    Nat. Rev. Drug Discov. 2002, 1:187-197. PubMed Abstract | Publisher Full Text OpenURL

  22. Xie G, Palmer P: RGS Proteins: New Players in the Field of Opioid Signaling and Tolerance Mechanisms.

    Anesth. Analg. 2005, 100:1034-1042. PubMed Abstract | Publisher Full Text OpenURL

  23. Hua Y, Vickers T, Baker B, Bennett C, Krainer A: Enhancement of SMN2 exon 7 inclusion by antisense oligonucleotides targeting the exon.

    PLoS Biol 2007, 5(4):e73. PubMed Abstract | Publisher Full Text | PubMed Central Full Text OpenURL

  24. M N, Borlak J: RSK4 and PAK5 Are Novel Candidate Genes in Diabetic Rat Kidney and Brain.

    Mol. Pharmacol. 2005, 67:604-611. PubMed Abstract | Publisher Full Text OpenURL

  25. Westwood I, Cheary D, Baxter J, Richards M, van Montfort R, Fry A, Bayliss R: Insights into the Conformational Variability and Regulation of Human Nek2 Kinase.

    J. Mol. Biol. 2009, 386(2):476-485. PubMed Abstract | Publisher Full Text | PubMed Central Full Text OpenURL

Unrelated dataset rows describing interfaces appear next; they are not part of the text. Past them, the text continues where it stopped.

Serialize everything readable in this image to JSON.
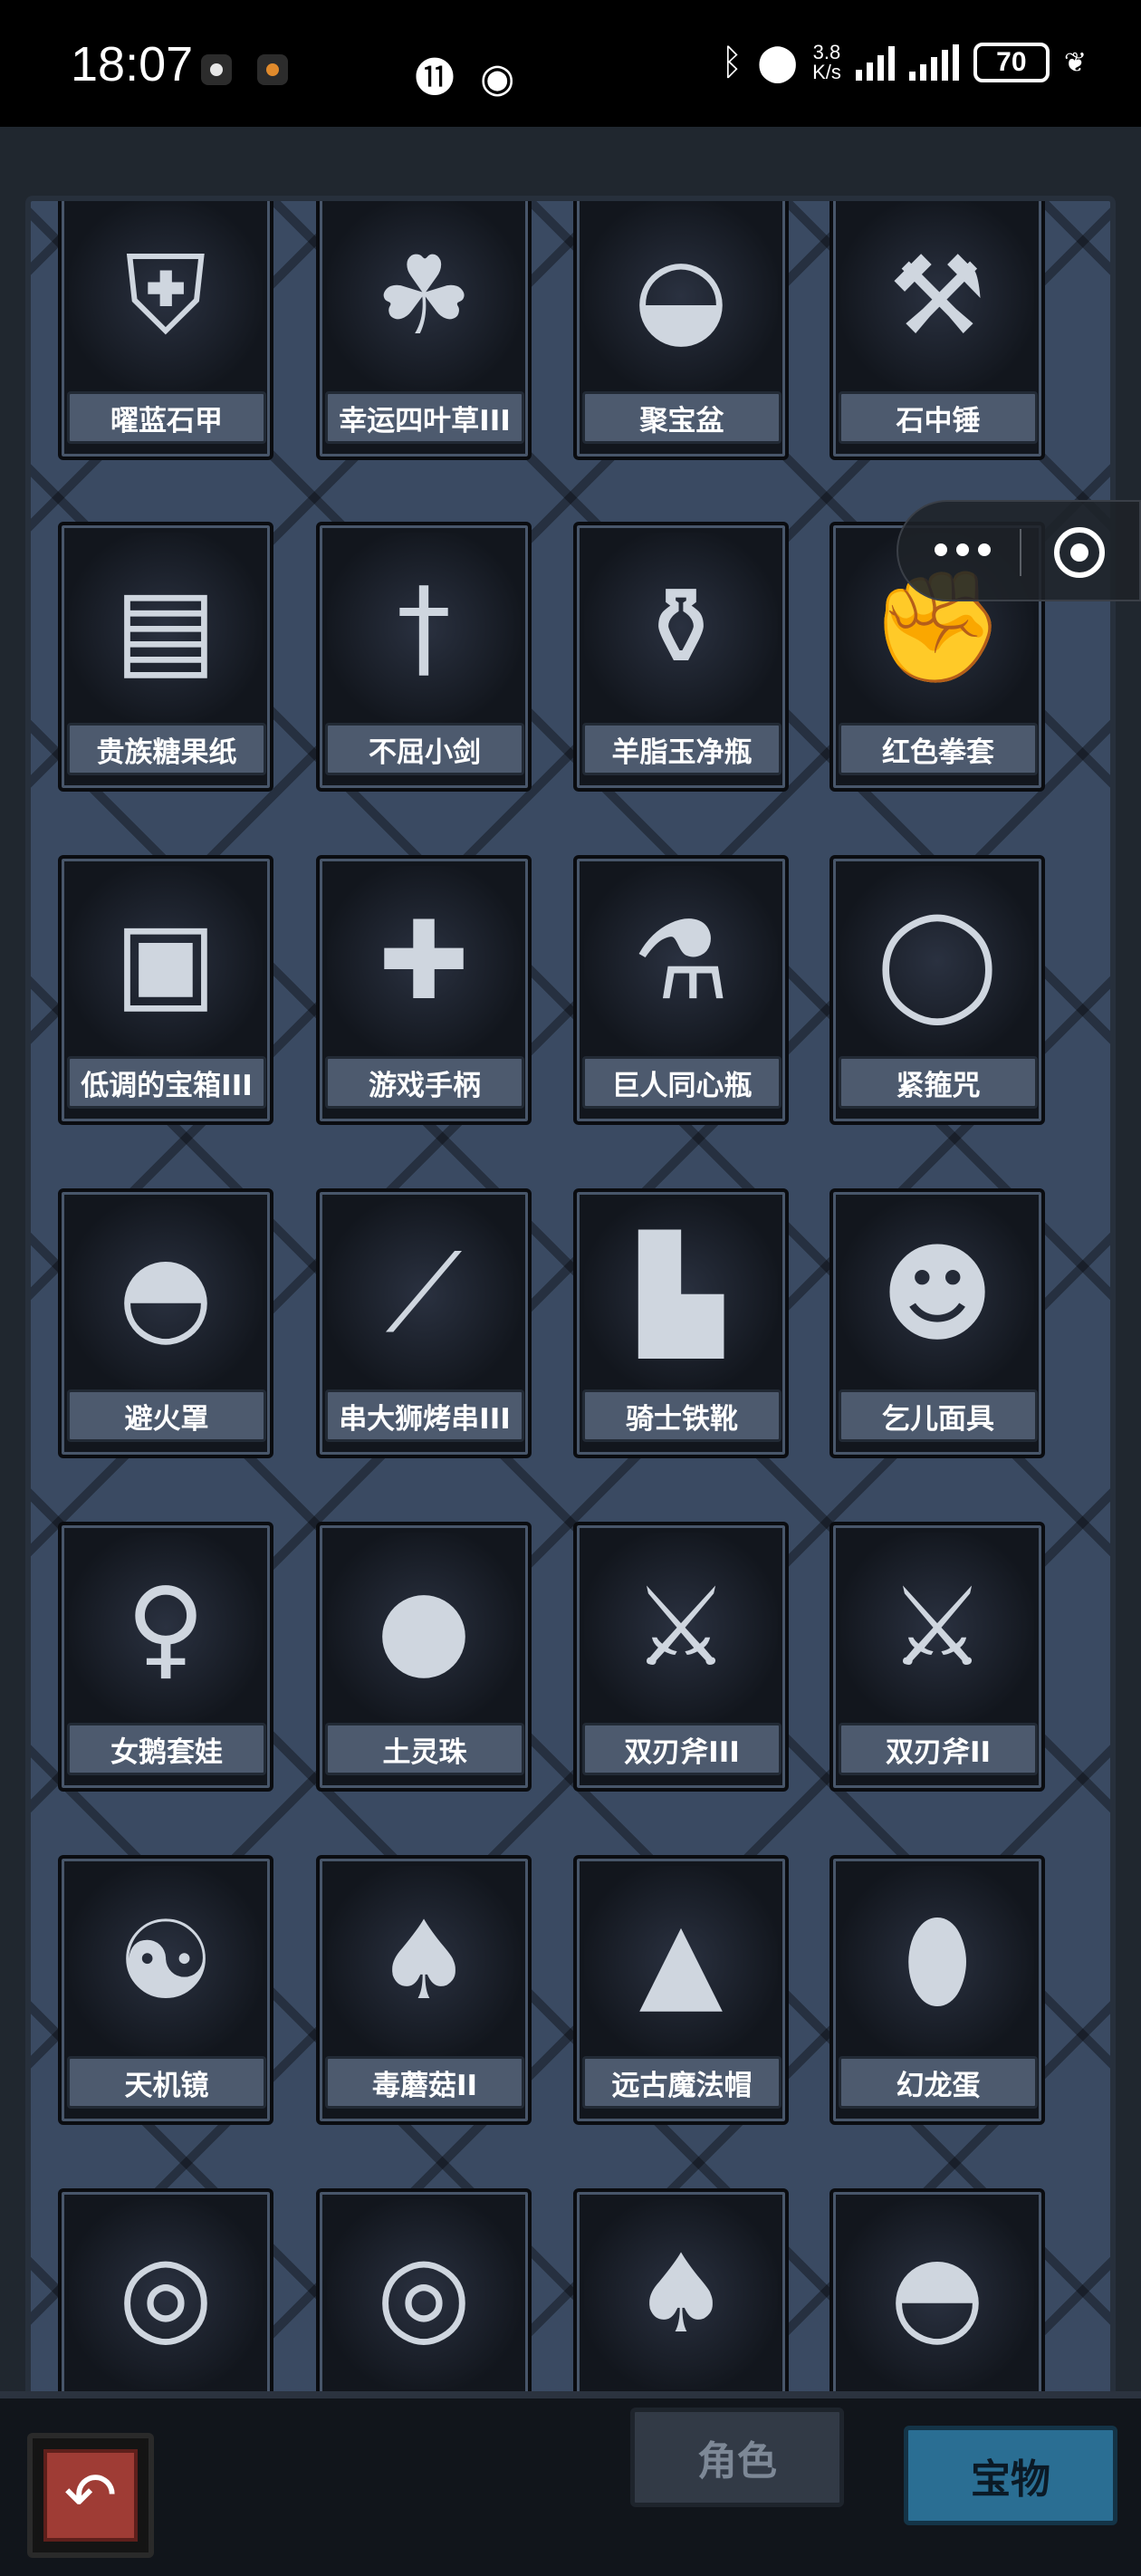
{
  "status_bar": {
    "time": "18:07",
    "net_speed_top": "3.8",
    "net_speed_bottom": "K/s",
    "battery": "70"
  },
  "items": [
    {
      "label": "曜蓝石甲",
      "icon": "armor-icon"
    },
    {
      "label": "幸运四叶草III",
      "icon": "clover-icon"
    },
    {
      "label": "聚宝盆",
      "icon": "gold-bowl-icon"
    },
    {
      "label": "石中锤",
      "icon": "hammer-icon"
    },
    {
      "label": "贵族糖果纸",
      "icon": "candy-paper-icon"
    },
    {
      "label": "不屈小剑",
      "icon": "short-sword-icon"
    },
    {
      "label": "羊脂玉净瓶",
      "icon": "jade-vase-icon"
    },
    {
      "label": "红色拳套",
      "icon": "boxing-glove-icon"
    },
    {
      "label": "低调的宝箱III",
      "icon": "treasure-chest-icon"
    },
    {
      "label": "游戏手柄",
      "icon": "gamepad-icon"
    },
    {
      "label": "巨人同心瓶",
      "icon": "jar-icon"
    },
    {
      "label": "紧箍咒",
      "icon": "golden-band-icon"
    },
    {
      "label": "避火罩",
      "icon": "fire-hood-icon"
    },
    {
      "label": "串大狮烤串III",
      "icon": "skewer-icon"
    },
    {
      "label": "骑士铁靴",
      "icon": "iron-boots-icon"
    },
    {
      "label": "乞儿面具",
      "icon": "beggar-mask-icon"
    },
    {
      "label": "女鹅套娃",
      "icon": "nesting-doll-icon"
    },
    {
      "label": "土灵珠",
      "icon": "earth-orb-icon"
    },
    {
      "label": "双刃斧III",
      "icon": "double-axe-icon"
    },
    {
      "label": "双刃斧II",
      "icon": "double-axe-icon"
    },
    {
      "label": "天机镜",
      "icon": "bagua-mirror-icon"
    },
    {
      "label": "毒蘑菇II",
      "icon": "mushroom-icon"
    },
    {
      "label": "远古魔法帽",
      "icon": "wizard-hat-icon"
    },
    {
      "label": "幻龙蛋",
      "icon": "dragon-egg-icon"
    },
    {
      "label": "",
      "icon": "golden-ring-icon"
    },
    {
      "label": "",
      "icon": "donut-icon"
    },
    {
      "label": "",
      "icon": "mushroom-icon"
    },
    {
      "label": "",
      "icon": "sunglasses-icon"
    }
  ],
  "bottom_bar": {
    "tab_role": "角色",
    "tab_treasure": "宝物"
  },
  "colors": {
    "frame": "#3a4a62",
    "label_bg": "#4d5a6e",
    "back_button": "#9f3c35",
    "active_tab": "#2a6e93"
  }
}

  26. Morfini G, You Y, Pollema S, Kaminska A, Liu K, et al.: Pathogenic huntingtin inhibits fast axonal transport by activating JNK3 and phosphorylating kinesin.

    Nat. Neurosci. 2009, 12(7):864-871. PubMed Abstract | Publisher Full Text | PubMed Central Full Text OpenURL